- captivating writing
- fun to search for the reference points for the series
- very thought provoking, specially about the penal system, privilege, etc
- a bit self centred, even for a memoir
I’m a big big fan of the series inspired by this book so picking this was a no brainer. They are very different and although I knew that I couldn’t stop myself from searching for the similarities. And they are there and very evident, on both events and characters. But the series definitely has a lot more salt and drama. But that was ok because I think this book stands on itself really well either way. The thing that stands out the most is the writing. Kerman has a great talent for writing, and it grabs you from page one. Her voice is really honest and funny at the same time. She doesn’t try to justify her action with other than “I was clearly stupid” and I can appreciate that. Also, she often acknowledges her privilege, which doesn’t happen a lot in a white person’s memoir. She knows her prison experience is widely different from other women, and men. The thing I didn’t really appreciate a lot about OITNB is that the author can be a bit self centred at times. I know this is supposed to be a book about her and her experiences but at times she talks about some of the people she came across in those months in prison and she makes them seem so interesting, and then doesn’t get anywhere with them. She just goes back to talking about herself.
Even with that, this is definitely an interesting read. It will leave you thinking about life decisions and their consequences, besides the more obvious themes.

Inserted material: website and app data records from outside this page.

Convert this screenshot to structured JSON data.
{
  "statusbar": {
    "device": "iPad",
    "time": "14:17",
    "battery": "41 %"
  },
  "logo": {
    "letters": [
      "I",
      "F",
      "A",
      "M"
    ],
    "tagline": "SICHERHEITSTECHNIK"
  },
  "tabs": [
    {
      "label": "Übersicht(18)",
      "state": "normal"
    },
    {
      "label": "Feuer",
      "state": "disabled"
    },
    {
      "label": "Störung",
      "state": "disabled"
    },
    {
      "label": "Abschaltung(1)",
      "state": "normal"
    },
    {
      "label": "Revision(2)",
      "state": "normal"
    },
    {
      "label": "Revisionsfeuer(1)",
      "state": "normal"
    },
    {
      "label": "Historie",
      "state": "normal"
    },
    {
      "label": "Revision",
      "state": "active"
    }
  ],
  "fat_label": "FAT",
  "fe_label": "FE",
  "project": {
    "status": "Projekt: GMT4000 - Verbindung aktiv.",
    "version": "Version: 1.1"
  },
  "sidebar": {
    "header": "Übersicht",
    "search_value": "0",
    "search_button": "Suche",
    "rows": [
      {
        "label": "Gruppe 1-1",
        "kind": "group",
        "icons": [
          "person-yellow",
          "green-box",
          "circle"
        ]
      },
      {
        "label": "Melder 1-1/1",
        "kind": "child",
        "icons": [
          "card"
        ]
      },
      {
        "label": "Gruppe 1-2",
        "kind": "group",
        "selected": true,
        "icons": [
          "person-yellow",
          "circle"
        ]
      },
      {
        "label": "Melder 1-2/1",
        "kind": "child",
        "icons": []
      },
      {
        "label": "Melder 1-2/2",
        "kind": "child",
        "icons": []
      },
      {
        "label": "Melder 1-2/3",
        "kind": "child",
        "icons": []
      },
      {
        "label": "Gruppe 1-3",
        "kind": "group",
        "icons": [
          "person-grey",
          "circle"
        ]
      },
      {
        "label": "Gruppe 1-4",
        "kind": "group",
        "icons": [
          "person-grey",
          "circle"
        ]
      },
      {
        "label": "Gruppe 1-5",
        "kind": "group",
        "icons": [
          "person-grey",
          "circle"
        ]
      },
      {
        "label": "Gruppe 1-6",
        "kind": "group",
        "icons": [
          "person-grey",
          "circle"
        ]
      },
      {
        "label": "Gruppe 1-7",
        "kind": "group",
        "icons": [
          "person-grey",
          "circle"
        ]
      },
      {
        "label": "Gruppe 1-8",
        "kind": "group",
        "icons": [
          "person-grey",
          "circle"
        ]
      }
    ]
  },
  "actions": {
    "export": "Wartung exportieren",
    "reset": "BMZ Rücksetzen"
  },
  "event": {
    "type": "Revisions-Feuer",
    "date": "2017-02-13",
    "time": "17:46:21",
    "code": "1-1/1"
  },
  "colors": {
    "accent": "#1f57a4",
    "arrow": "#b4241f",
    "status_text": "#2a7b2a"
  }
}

Are any fans of the series that have also read the book reading this? Let me know please!
See you guys soon,